web-designer { interview: series } Michelle LeClerc

“Rules are fantastic because once you break them, you get to make up new ones.”

Michelle LeClerc is a freelance Creative Director and Graphic Designer residing in Los Angeles. She’s worked with top studios and agencies including Beutler Ink, Heavenspot, The Compound, and been an integral team member on projects for American Express, Mindjet, Google and Nike.

Which were you first, a graphic designer or a web designer, or… not that simple?

I was a graphic designer. My first position focused on print campaigns for music and film. After I left, I expanded into web design with the help of my friends at The Compound. At the time, people thought print design was going to disappear, but people thought the same thing about letterpress and it’s still kicking. You wouldn’t want comic sans on your wedding invitations after all.

What would you consider your most developed aspect of web design? (UX, UI, Graphics, front end development, quality assurance, marketing?)

I guess I would consider graphics my most developed aspect, although I find the other aspects to be equally as important.

What’s your favorite part of the web design/development process?

The design phase, when you submit your first round of comps and styles. I love trying to guess what the client will pick. It’s never what you expect but when they select your secret favorite, it’s the best feeling in the world. The sensation is like someone throwing a bunch of warm blankets on you, fresh out of the dryer.

Do you think it’s necessary or helpful to know code as a web designer?

I think that it’s extremely helpful, but not necessary. They are very different skills. I often collaborate with developers whose skills far exceed anything I’d be able to achieve on my own. In this way I can work on a wide array of platforms.

Being it a fairly new practice, what strategies have you taken when encountering a new problem? (Pretend no one on the internet has done something similar yet. What do you do? Where do you start?)

You’re never going to start from scratch. Clients usually have a pretty good idea of what they are looking for, and they’ll always provide you with assets. Lay them all out in front of you like a puzzle and try to put the pieces in place. When it all fits together, the rest is easy.

How is web design different from other kinds of design?

Web design has more rules, which I love. Rules are fantastic because once you break them, you get to make up new ones. Remember when we could only use web-safe fonts? Someone found a way around that because font limitations are now almost non-existent.
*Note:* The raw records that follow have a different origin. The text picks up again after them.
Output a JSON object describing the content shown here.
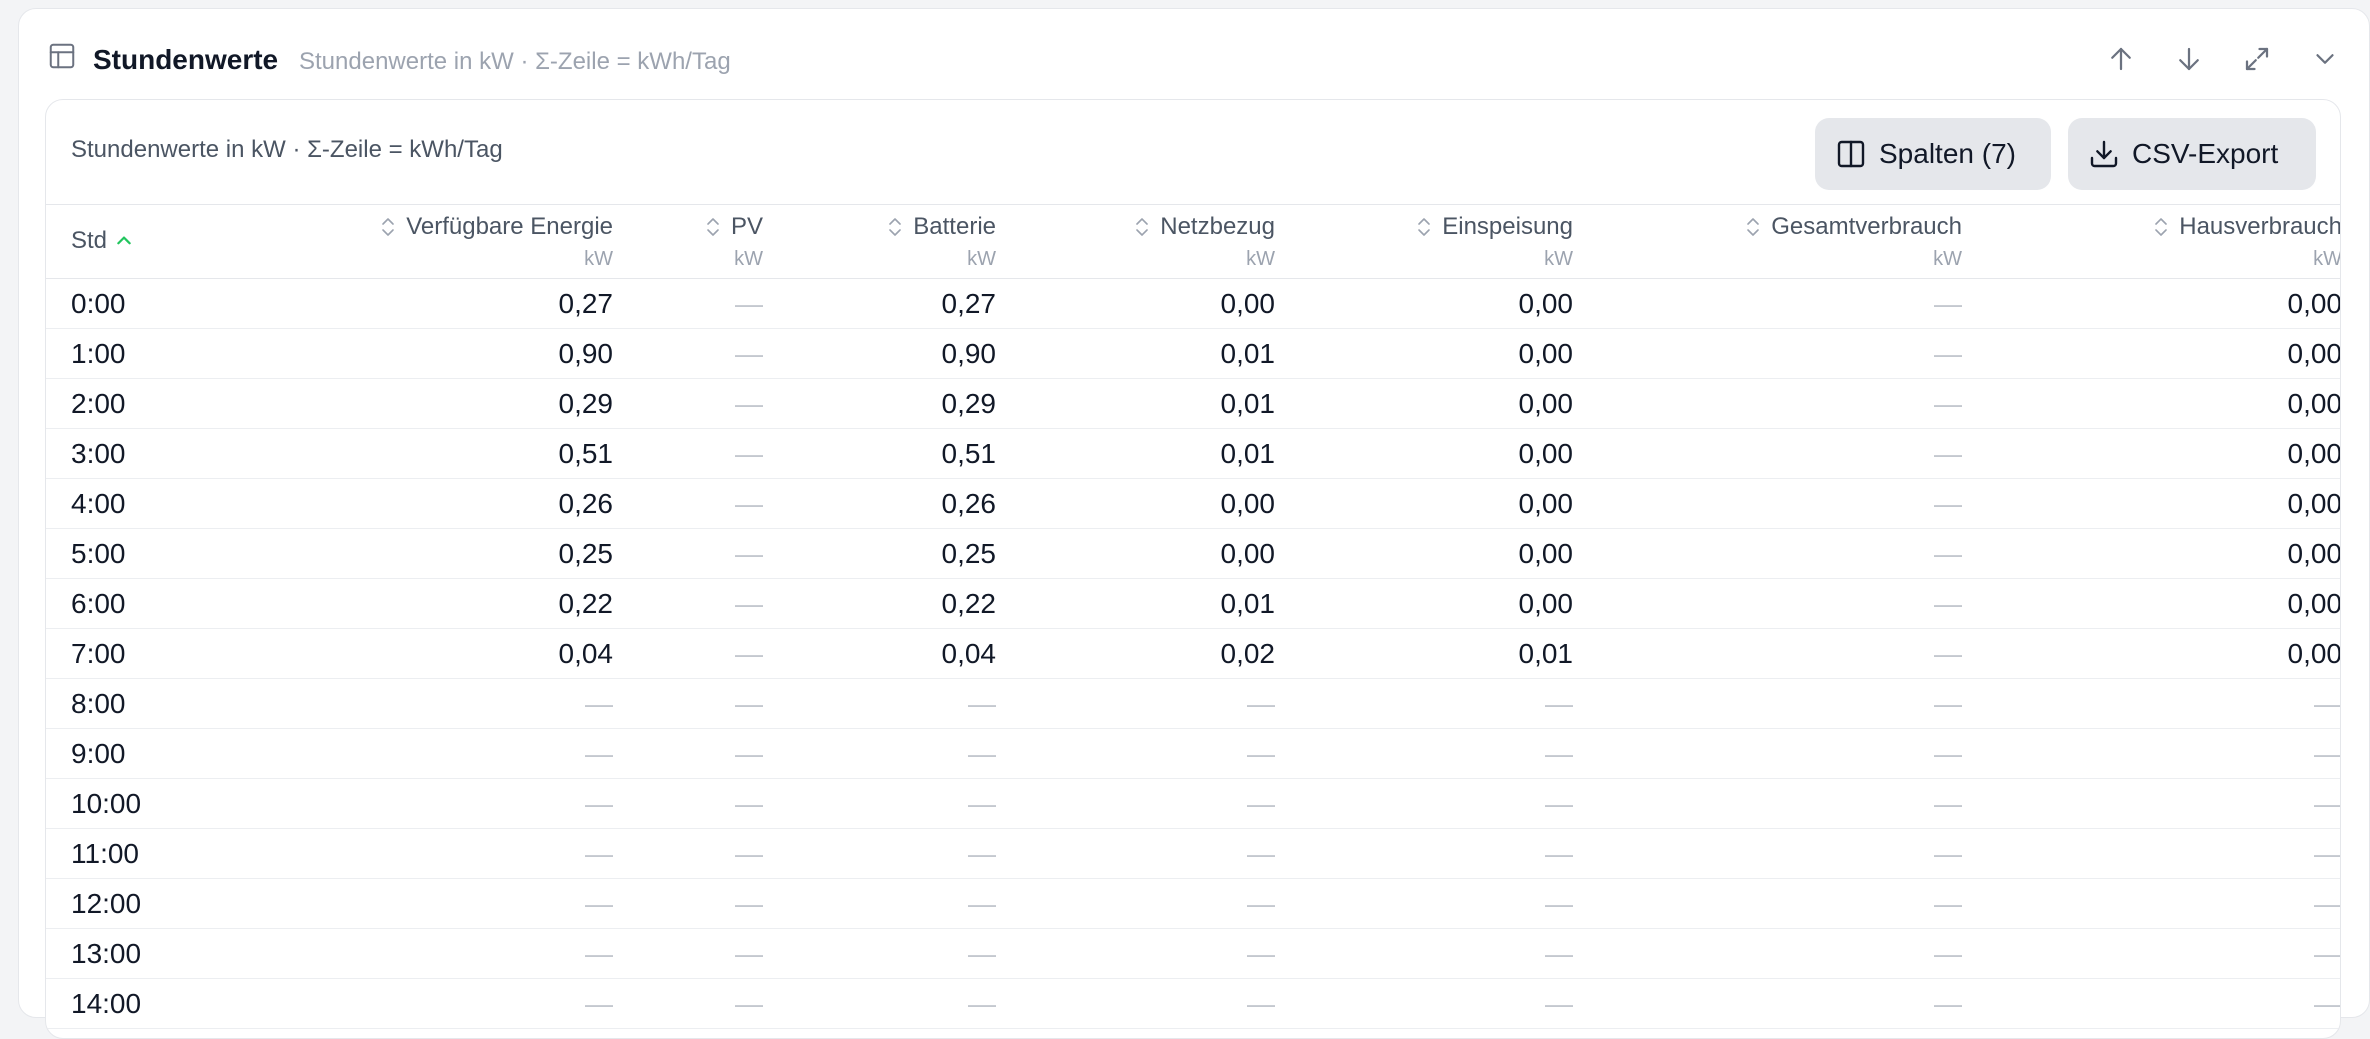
{
  "panel": {
    "title": "Stundenwerte",
    "subtitle": "Stundenwerte in kW · Σ-Zeile = kWh/Tag"
  },
  "icons": {
    "panel": "table-icon",
    "move_up": "arrow-up-icon",
    "move_down": "arrow-down-icon",
    "expand": "expand-icon",
    "collapse": "chevron-down-icon",
    "columns": "columns-icon",
    "download": "download-icon",
    "sort": "sort-icon",
    "sort_asc": "sort-ascending-icon"
  },
  "colors": {
    "accent": "#22c55e",
    "button_bg": "#e5e7eb",
    "muted": "#9ca3af",
    "dash": "#c4c8cf"
  },
  "card": {
    "caption": "Stundenwerte in kW · Σ-Zeile = kWh/Tag",
    "columns_button": "Spalten (7)",
    "export_button": "CSV-Export"
  },
  "table": {
    "columns": [
      {
        "key": "std",
        "label": "Std",
        "unit": "",
        "sorted": "asc"
      },
      {
        "key": "energie",
        "label": "Verfügbare Energie",
        "unit": "kW"
      },
      {
        "key": "pv",
        "label": "PV",
        "unit": "kW"
      },
      {
        "key": "batterie",
        "label": "Batterie",
        "unit": "kW"
      },
      {
        "key": "netzbezug",
        "label": "Netzbezug",
        "unit": "kW"
      },
      {
        "key": "einspeisung",
        "label": "Einspeisung",
        "unit": "kW"
      },
      {
        "key": "gesamt",
        "label": "Gesamtverbrauch",
        "unit": "kW"
      },
      {
        "key": "haus",
        "label": "Hausverbrauch",
        "unit": "kW"
      }
    ],
    "rows": [
      [
        "0:00",
        "0,27",
        "—",
        "0,27",
        "0,00",
        "0,00",
        "—",
        "0,00"
      ],
      [
        "1:00",
        "0,90",
        "—",
        "0,90",
        "0,01",
        "0,00",
        "—",
        "0,00"
      ],
      [
        "2:00",
        "0,29",
        "—",
        "0,29",
        "0,01",
        "0,00",
        "—",
        "0,00"
      ],
      [
        "3:00",
        "0,51",
        "—",
        "0,51",
        "0,01",
        "0,00",
        "—",
        "0,00"
      ],
      [
        "4:00",
        "0,26",
        "—",
        "0,26",
        "0,00",
        "0,00",
        "—",
        "0,00"
      ],
      [
        "5:00",
        "0,25",
        "—",
        "0,25",
        "0,00",
        "0,00",
        "—",
        "0,00"
      ],
      [
        "6:00",
        "0,22",
        "—",
        "0,22",
        "0,01",
        "0,00",
        "—",
        "0,00"
      ],
      [
        "7:00",
        "0,04",
        "—",
        "0,04",
        "0,02",
        "0,01",
        "—",
        "0,00"
      ],
      [
        "8:00",
        "—",
        "—",
        "—",
        "—",
        "—",
        "—",
        "—"
      ],
      [
        "9:00",
        "—",
        "—",
        "—",
        "—",
        "—",
        "—",
        "—"
      ],
      [
        "10:00",
        "—",
        "—",
        "—",
        "—",
        "—",
        "—",
        "—"
      ],
      [
        "11:00",
        "—",
        "—",
        "—",
        "—",
        "—",
        "—",
        "—"
      ],
      [
        "12:00",
        "—",
        "—",
        "—",
        "—",
        "—",
        "—",
        "—"
      ],
      [
        "13:00",
        "—",
        "—",
        "—",
        "—",
        "—",
        "—",
        "—"
      ],
      [
        "14:00",
        "—",
        "—",
        "—",
        "—",
        "—",
        "—",
        "—"
      ]
    ]
  }
}
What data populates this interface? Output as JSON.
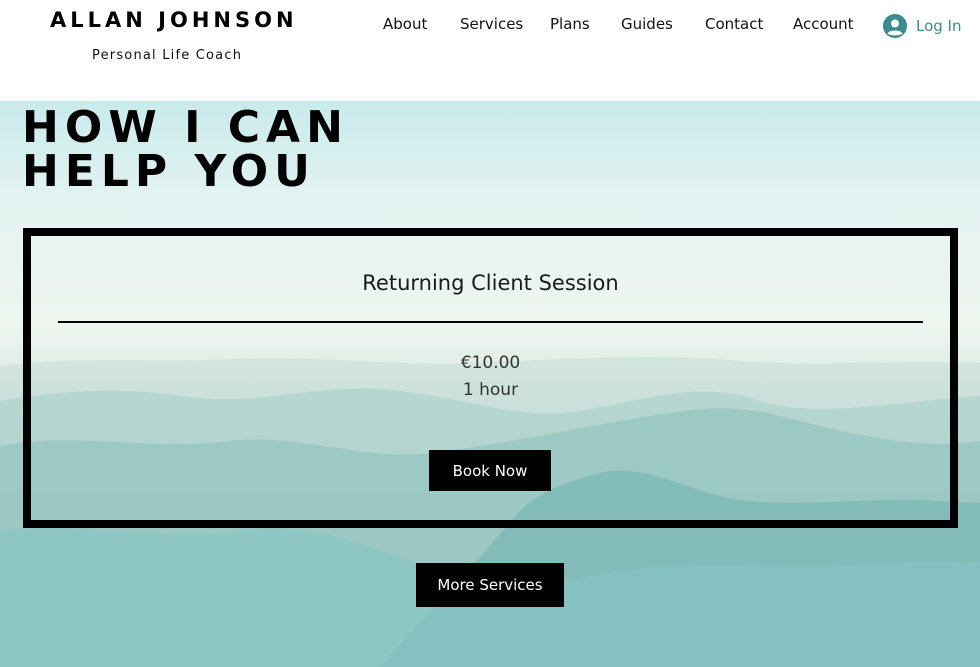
{
  "header": {
    "brand_name": "ALLAN JOHNSON",
    "tagline": "Personal Life Coach",
    "nav_items": [
      "About",
      "Services",
      "Plans",
      "Guides",
      "Contact",
      "Account"
    ],
    "login_label": "Log In",
    "login_icon": "user-avatar-icon",
    "login_color": "#3a8a8e"
  },
  "hero": {
    "title_line1": "HOW I CAN",
    "title_line2": "HELP YOU"
  },
  "service": {
    "name": "Returning Client Session",
    "price": "€10.00",
    "duration": "1 hour",
    "book_label": "Book Now"
  },
  "more_services_label": "More Services"
}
The responsive site would have never come about if everyone decided the rules were good enough.

Where does design end and developing begin? Does it end and begin somewhere?

When I hand the PSD files over!

What are your thoughts on the future of web? Will web apps take over native apps, the other way around? What’s next after HTML5 Video?

More and more we’re seeing card-based UI, which may bridge the divide between native and web. Google, Twitter and Pinterest already use them. Without a doubt it’s the hottest new tend.

What are your favorite resources, websites, books, whatever?

Awwwards, the very first website I like to visit for website inspiration. It’s curated beautifully. Behance is an endless source of visual inspiration. How to Think Like a Great Graphic Designer by Debbie Millman is a thoughtful glance into some of the most creative minds in the design world. The balance of ideas and art is what makes us designers, so it’s important to look not just to visual inspiration, but strategic inspiration as well. Whatever You Think, Think the Opposite & It’s Not How Good You Are, It’s How Good You Want To Be by Paul Arden—these books are a shot of whiskey when you’re just expecting black coffee. Each one is a dose of courage, in the form of a book. An essential read for any creative thinker.

Are you like Michelle or becoming like her? Or maybe you’re an app designer? SASS master? Let’s talk, there’s a good chance I want to interview you for this series. Email me, claycooperdesign@gmail.com.

Clay Cooper is a Front End Developer at HAUS

By Clay Cooper
Published February 13, 2015
Comments
AIGA encourages thoughtful, responsible discourse. Please add comments judiciously, and refrain from maligning any individual, institution or body of work. Read our policy on commenting.